Thursday, November 20, 2014
My mother dabbled at weaving for a brief period of time, as many often do. The term "Handwoven" conjures images of a quieter, more peaceful time when quality ruled the day. That imagery is not a fiction. Hand weaving is an art and hand woven textiles are precious. But weaving is a slow art and one that takes a good deal of planning and a lot of tedious work before you ever sit at your loom to actually weave. My mother skipped most of those early steps and because of her back problems I was called upon to warp her loom, a process that I found much more enjoyable than weaving.
My mother has been gone for almost 9 years and hadn't done any weaving since 1995, when my father died and she moved into an apartment. So imagine my surprise and delight when I opened this tub of yarn and found hanks of wool right off the warping board but never woven. Why, I wondered. Well, like I said, weaving takes a lot of planning and my mother was not very good at envisioning the process from raw material to finished product. She chose yarn that was simply not strong enough to use as a warp. So there it sat.
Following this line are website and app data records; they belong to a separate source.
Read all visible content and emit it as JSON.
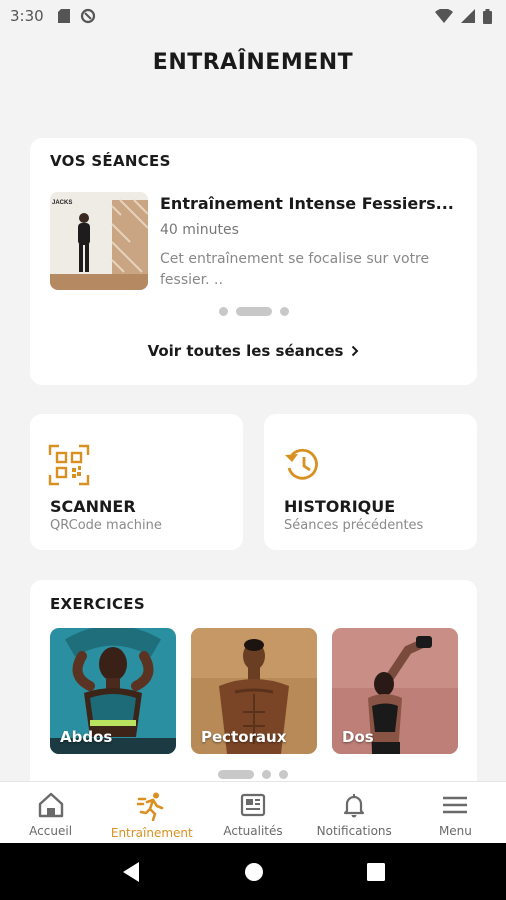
{
  "status_bar": {
    "time": "3:30"
  },
  "page": {
    "title": "ENTRAÎNEMENT"
  },
  "sessions": {
    "heading": "VOS SÉANCES",
    "items": [
      {
        "thumb_caption": "JACKS",
        "title": "Entraînement Intense Fessiers...",
        "duration": "40 minutes",
        "description": "Cet entraînement se focalise sur votre fessier. .."
      }
    ],
    "see_all_label": "Voir toutes les séances"
  },
  "actions": {
    "scanner": {
      "title": "SCANNER",
      "subtitle": "QRCode machine"
    },
    "history": {
      "title": "HISTORIQUE",
      "subtitle": "Séances précédentes"
    }
  },
  "exercises": {
    "heading": "EXERCICES",
    "items": [
      {
        "label": "Abdos"
      },
      {
        "label": "Pectoraux"
      },
      {
        "label": "Dos"
      }
    ]
  },
  "bottom_nav": {
    "items": [
      {
        "label": "Accueil",
        "icon": "home-icon"
      },
      {
        "label": "Entraînement",
        "icon": "running-icon"
      },
      {
        "label": "Actualités",
        "icon": "news-icon"
      },
      {
        "label": "Notifications",
        "icon": "bell-icon"
      },
      {
        "label": "Menu",
        "icon": "menu-icon"
      }
    ],
    "active_index": 1
  },
  "colors": {
    "accent": "#d99021",
    "background": "#f3f3f3",
    "card": "#ffffff"
  }
}
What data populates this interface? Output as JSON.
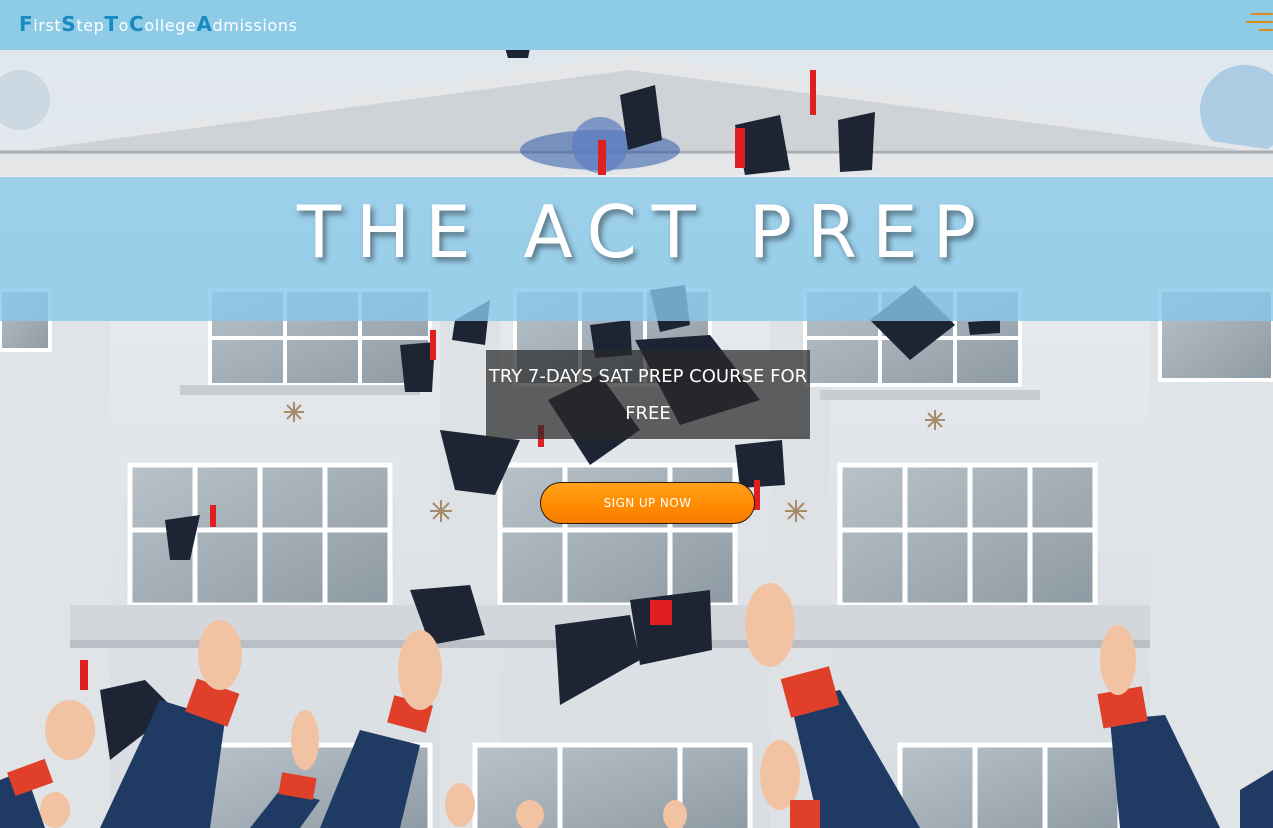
{
  "navbar": {
    "brand": [
      {
        "cap": "F",
        "rest": "irst"
      },
      {
        "cap": "S",
        "rest": "tep"
      },
      {
        "cap": "T",
        "rest": "o"
      },
      {
        "cap": "C",
        "rest": "ollege"
      },
      {
        "cap": "A",
        "rest": "dmissions"
      }
    ],
    "menu_icon": "hamburger-icon"
  },
  "hero": {
    "title": "THE ACT PREP",
    "promo_text": "TRY 7-DAYS SAT PREP COURSE FOR FREE",
    "cta_label": "SIGN UP NOW",
    "background_image": "graduates throwing caps in front of a university building"
  },
  "colors": {
    "navbar_bg": "#8ecbe7",
    "brand_accent": "#1a8ac2",
    "title_band": "#87c8e8",
    "cta_orange": "#ff8a00",
    "menu_icon": "#d98b1a"
  }
}
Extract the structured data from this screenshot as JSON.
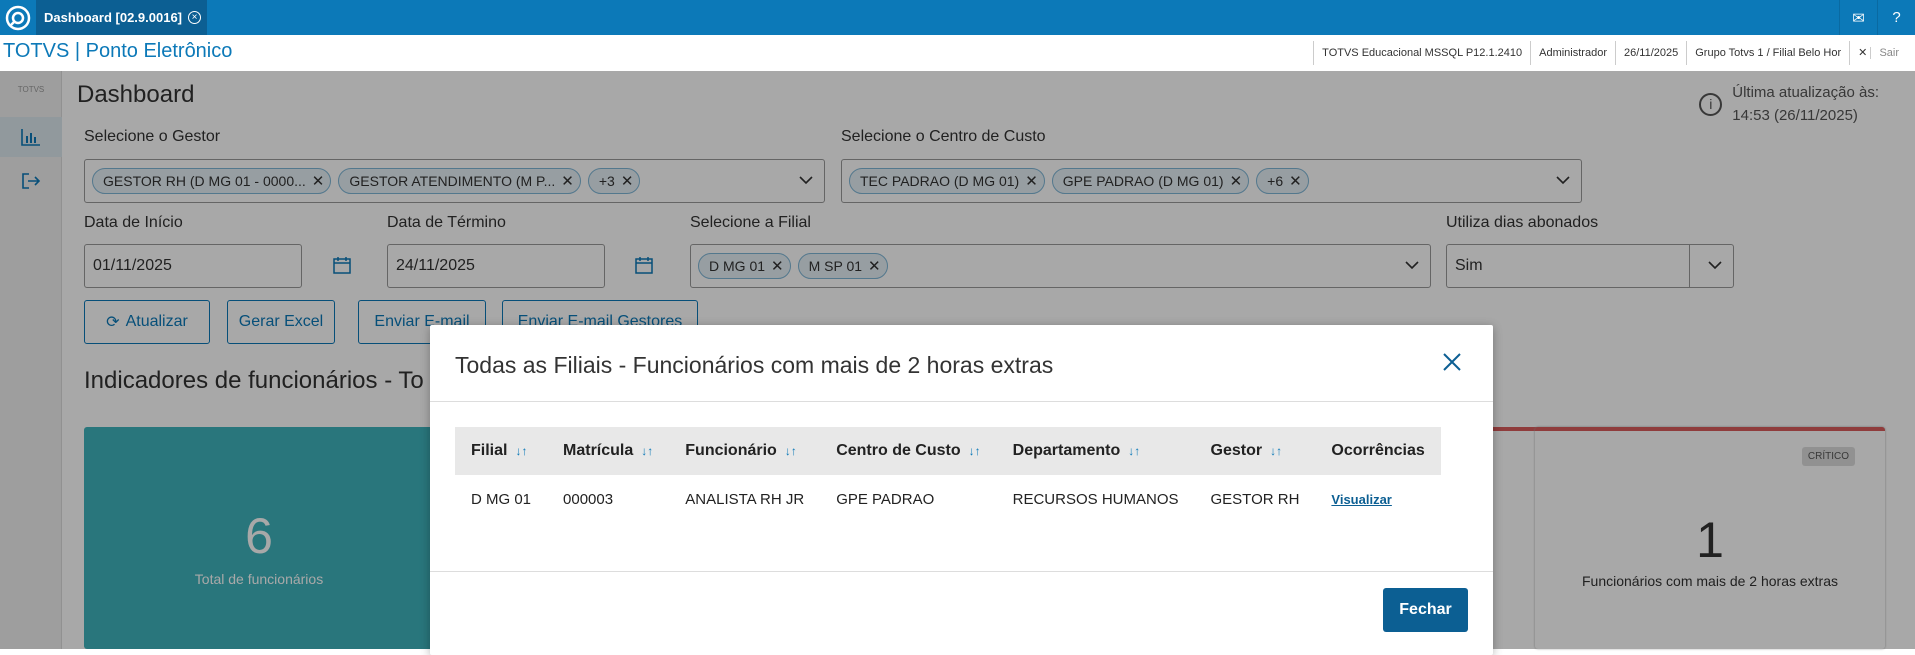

The yarn she purchased is wool and the colors are beautiful. Such a shame it was never used. I have been a spinner for about 25 years, a process that to my mind is as meditative as it is productive. I decided to join the 16 yard lengths and then ply them into a chunky yarn for my sister who is just starting on her knitting journey (and loving it!).
I began by separating the strands and tying them together and winding them into balls. There were warm and cools in the tub. I began with the cools - the blues and greys because I just like blue and grey more than pink and orange.
This process took a couple of days, working when my little grey tiger Saskia was sleeping to avoid excessive tangles from her irrepressible need to play.
Then to dust off my Schacht wheel. I honestly had not spun anything since I spun paper for the collaborative paper wearable project with Julie McLaughlin that I mentioned HERE.
I packed the balls of wound yarn into a small enough box to keep the tension tight as I pulled the strands. In hindsight I might have been wiser to have wound the strands directly onto spools but I was going to be plying 2 each of the blue and 3 of the grey and only have one spool holder with tension adjustment for 3 spools. So this box would have to do.
After the plying was complete I wound the yarn onto a niddy noddy, an amazing little tool that winds your yarn into a hank in one yard lengths.
The hanks are secured with string woven between the strands and removed from the niddy noddy. The hanks are washed and hung to dry with weights to straighten out the crimping, a result of the twisting while plying.
The result was 10 full pull skeins of my mothers yarn being used to make Christmas hats and scarves for her grandchildren. I think she would be pleased.